Van Dover, C. L. “Hydrothermal Vent Ecology.” In Encyclopedia of Ocean Sciences: Second Edition, 151–58, 2001. https://doi.org/10.1016/B978-012374473-9.00104-1.
Van Dover CL. Hydrothermal Vent Ecology. In: Encyclopedia of Ocean Sciences: Second Edition. 2001. p. 151–8.
Van Dover, C. L. “Hydrothermal Vent Ecology.” Encyclopedia of Ocean Sciences: Second Edition, 2001, pp. 151–58. Scopus, doi:10.1016/B978-012374473-9.00104-1.
Van Dover CL. Hydrothermal Vent Ecology. Encyclopedia of Ocean Sciences: Second Edition. 2001. p. 151–158.
Journal cover image

DOI

ISBN

9780123744739

Publication Date

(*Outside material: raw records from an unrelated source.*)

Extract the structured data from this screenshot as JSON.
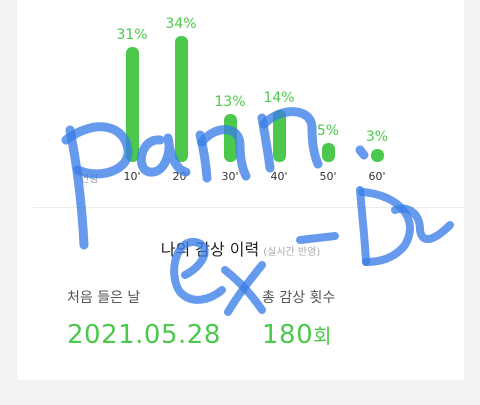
{
  "colors": {
    "accent": "#4cc94c",
    "scribble": "#3a7ee8",
    "background": "#f2f2f4",
    "card": "#ffffff"
  },
  "age_chart": {
    "axis_label": "연령",
    "columns": [
      {
        "tick": "10'",
        "percent": 31,
        "label": "31%"
      },
      {
        "tick": "20'",
        "percent": 34,
        "label": "34%"
      },
      {
        "tick": "30'",
        "percent": 13,
        "label": "13%"
      },
      {
        "tick": "40'",
        "percent": 14,
        "label": "14%"
      },
      {
        "tick": "50'",
        "percent": 5,
        "label": "5%"
      },
      {
        "tick": "60'",
        "percent": 3,
        "label": "3%"
      }
    ]
  },
  "chart_data": {
    "type": "bar",
    "categories": [
      "10'",
      "20'",
      "30'",
      "40'",
      "50'",
      "60'"
    ],
    "values": [
      31,
      34,
      13,
      14,
      5,
      3
    ],
    "xlabel": "연령",
    "ylim": [
      0,
      34
    ]
  },
  "history": {
    "title": "나의 감상 이력",
    "subtitle": "(실시간 반영)",
    "first_listen_label": "처음 들은 날",
    "first_listen_value": "2021.05.28",
    "total_count_label": "총 감상 횟수",
    "total_count_value": "180",
    "total_count_unit": "회"
  },
  "scribble": {
    "line1": "pann.",
    "line2": "ex-D"
  }
}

January 1, 2001

Start / End Page

151 / 158